"Epic Movie" is crafted at precisely the same level of imagination, only this time romantic comedy pawns are pushed aside to poke a stick at recent blockbusters. It might be called "Epic Movie," but the pointed finger of parody lurches to such recent fare as "Nacho Libre," "Click," and "Borat." Not really the stuff of epics, but just writing that makes me feel foolish for putting any trickle of thought into this monstrosity of a film.

The central product of satire here is "Chronicles of Narnia," referred to as "Gnarnia" in the film. "Epic" uses the fantastical plot to style their own sticky web of lampoons, taking four "orphans" (a sincerely unfunny Kal Penn, grating Adam Campbell, a fraudulent Jayma Mays, and nondescript Faune Chamber) from their sullen lives to the chocolate factory of Willy Wonka (Crispin Glover), where they find the childlike owner is a madman who wants to use their body parts for his candy.
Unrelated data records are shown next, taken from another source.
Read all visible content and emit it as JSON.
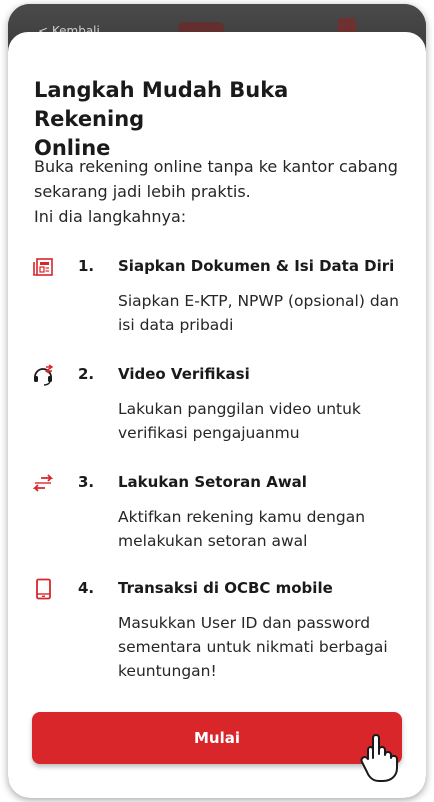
{
  "back_label": "< Kembali",
  "title": "Langkah Mudah Buka Rekening Online",
  "title_lines": [
    "Langkah Mudah Buka Rekening",
    "Online"
  ],
  "intro_lines": [
    "Buka rekening online tanpa ke kantor cabang",
    "sekarang jadi lebih praktis.",
    "Ini dia langkahnya:"
  ],
  "steps": [
    {
      "num": "1.",
      "head": "Siapkan Dokumen & Isi Data Diri",
      "desc_lines": [
        "Siapkan E-KTP, NPWP (opsional) dan",
        "isi data pribadi"
      ],
      "icon": "document-icon"
    },
    {
      "num": "2.",
      "head": "Video Verifikasi",
      "desc_lines": [
        "Lakukan panggilan video untuk",
        "verifikasi pengajuanmu"
      ],
      "icon": "headset-icon"
    },
    {
      "num": "3.",
      "head": "Lakukan Setoran Awal",
      "desc_lines": [
        "Aktifkan rekening kamu dengan",
        "melakukan setoran awal"
      ],
      "icon": "transfer-arrows-icon"
    },
    {
      "num": "4.",
      "head": "Transaksi di OCBC mobile",
      "desc_lines": [
        "Masukkan User ID dan password",
        "sementara untuk nikmati berbagai",
        "keuntungan!"
      ],
      "icon": "mobile-phone-icon"
    }
  ],
  "cta_label": "Mulai",
  "colors": {
    "accent": "#d8262b",
    "text": "#1a1a1a",
    "background_dim": "#3a3a3a"
  }
}
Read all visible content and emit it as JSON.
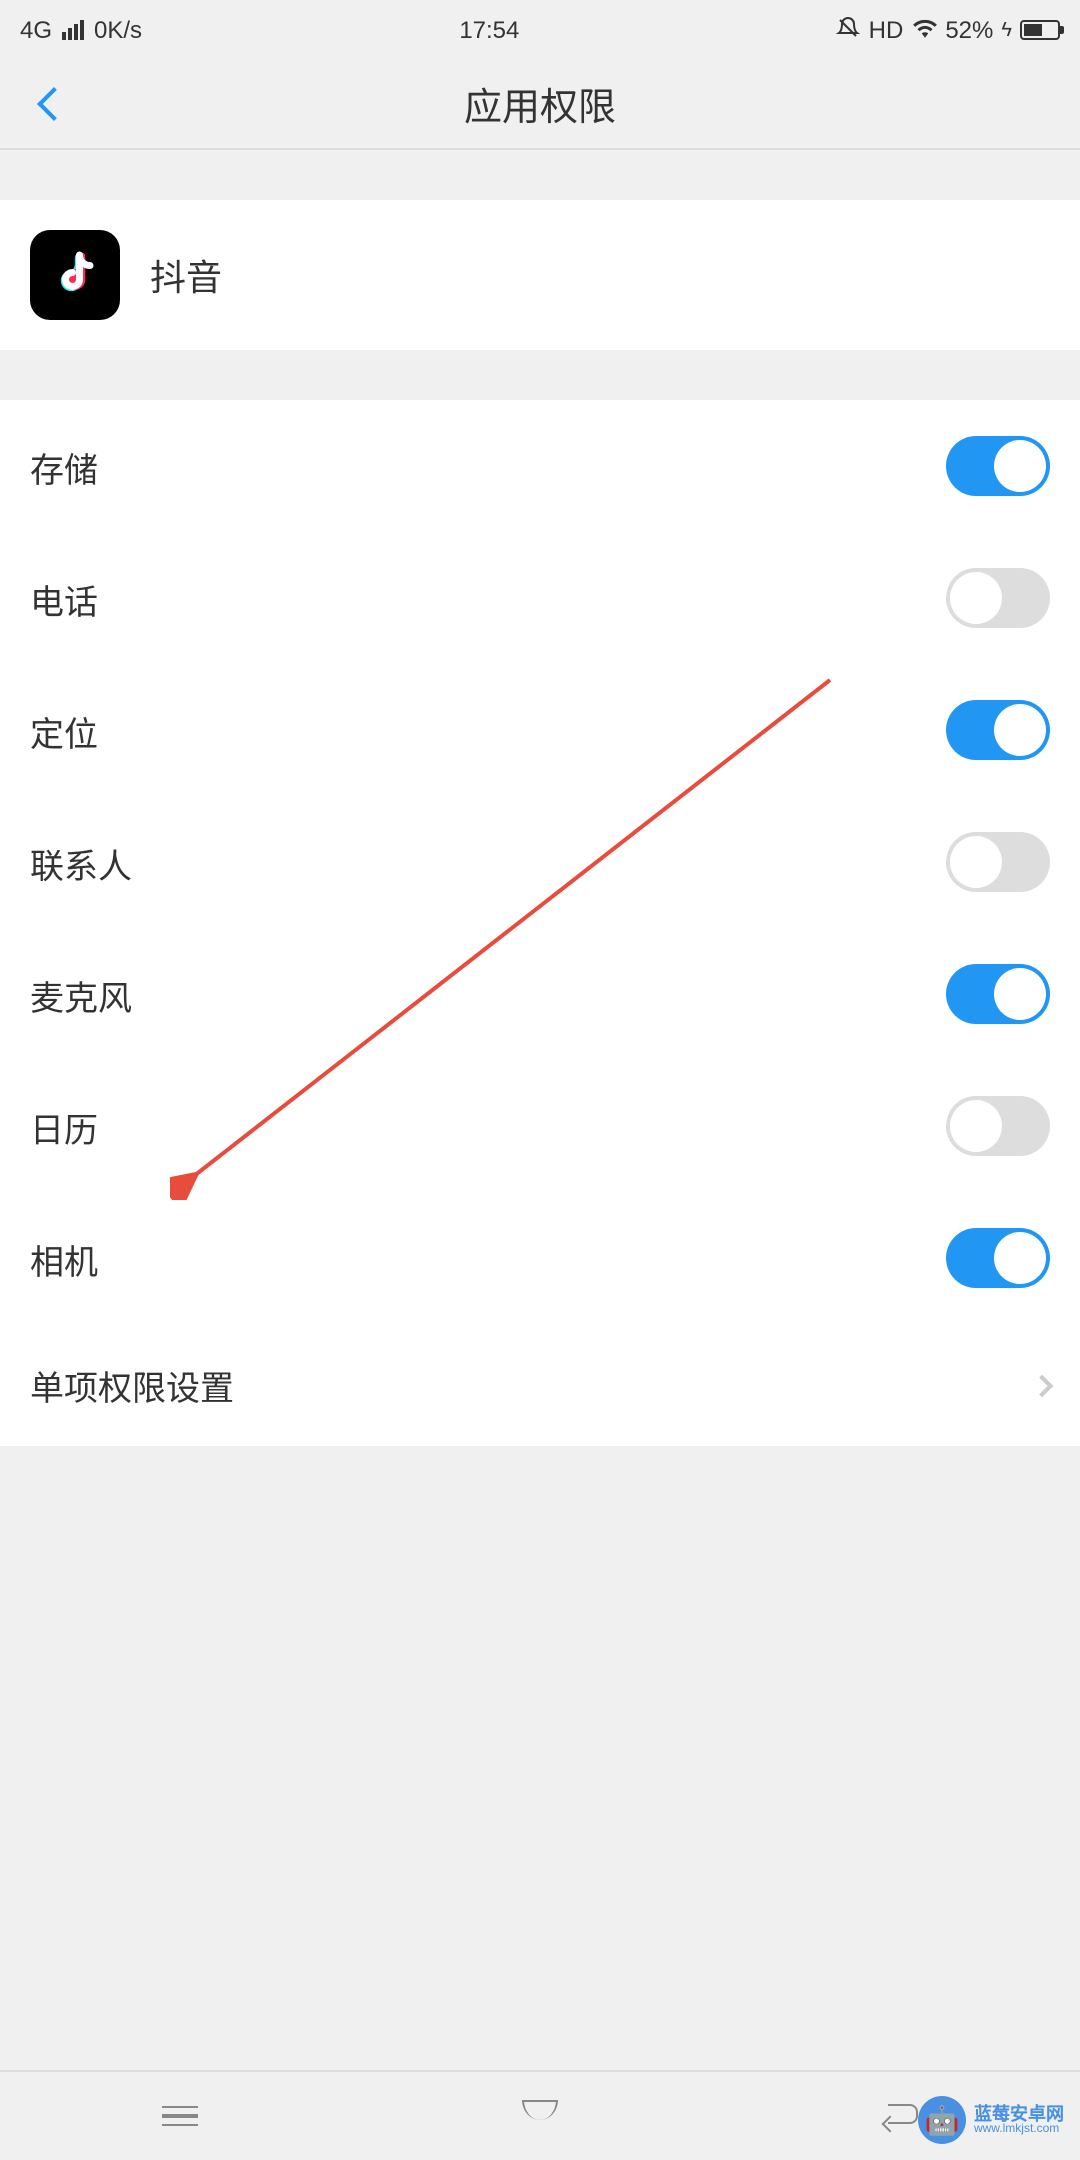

Escaping to Gnarnia, the group meets the "White Bitch" (Jennifer Coolidge), who wants to rid her land of the foursome before they ascend to the throne with the help of "lion-man" Aslo (a hurtiní for cash Fred Willard) and the diminutive creature, "Harry Beaver."

The above plot is really a loose idea of what the film is about. When dealing with a picture such as "Epic Movie," there's no time for structure, they just want to set up a loose base of operations to shoot the spoofs from. Opening with a "Da Vinci Code" jab with David Carradine as the dead curator ("Kill Bill" to this, Jesus...), the film jets off to cover "Pirates of the Caribbean: Dead Man's Chest," "Superman Returns," "Scarface," the "Harry Potter" series, and "X-Men." Of course, the latter offers a chance to spy Carmen Electra painted up all blue and lustfully like Mystique, so is this movie all that bad?

Dear lord, yes.

Seltzer and Friedberg fancy themselves a hipper version of the classic ZAZ team ("Airplane," "Naked Gun"), but they lack a basic understanding of gracious comedy. All these filmmakers want to accomplish with "Epic Movie" is an endless series of pratfalls, urine and fart jokes, crotch wallops, and dated hipster references (would you believe there's a "Punkíd" joke here? Not to mention a "Cribs" parody too. Take that, 2003!) to temporarily please their hypothetical target demo: drooling pre-teens who have suffered horrible brain injuries from skateboard accidents.

Nothing, I repeat, nothing in this torturous picture is funny, but heavens, the directors do try. They throw everything at the screen, including a "Snakes on a Plane" sequence (it might help their efforts to pick a film people have actually seen), a Kanye West Katrina plea send-up, and a shoddily produced "Lazy Sunday" rap parody with "Captain Jack Swallow" and the pirates. Oddly, nearly every scene appears to end with some character hip-hop dancing to a recent pop hit. Iím not able to explain that one away.

"Epic Movie" even pinches from the "Scary Movie" franchise by instructing actress Mays to put on her best, borderline litigious Anna Faris impression. A spoof spoofing a spoof? Did the world just swallow itself?

Like "Date Movie," "Epic Movie" is a miserably scattershot, heavy-wheezing, comedically-challenged waste of time. The headache squeezes like a vice when one considers how pleasurable this genre can be when the time and effort is placed into razzing worthy subjects with silly, considered humor. Pratfalls and the like are great fun, but not in the lazy service of filmmaking half-wits who don't go any further than Perez Hilton, MySpace, and MTV for their pool of jokes.

My rating: F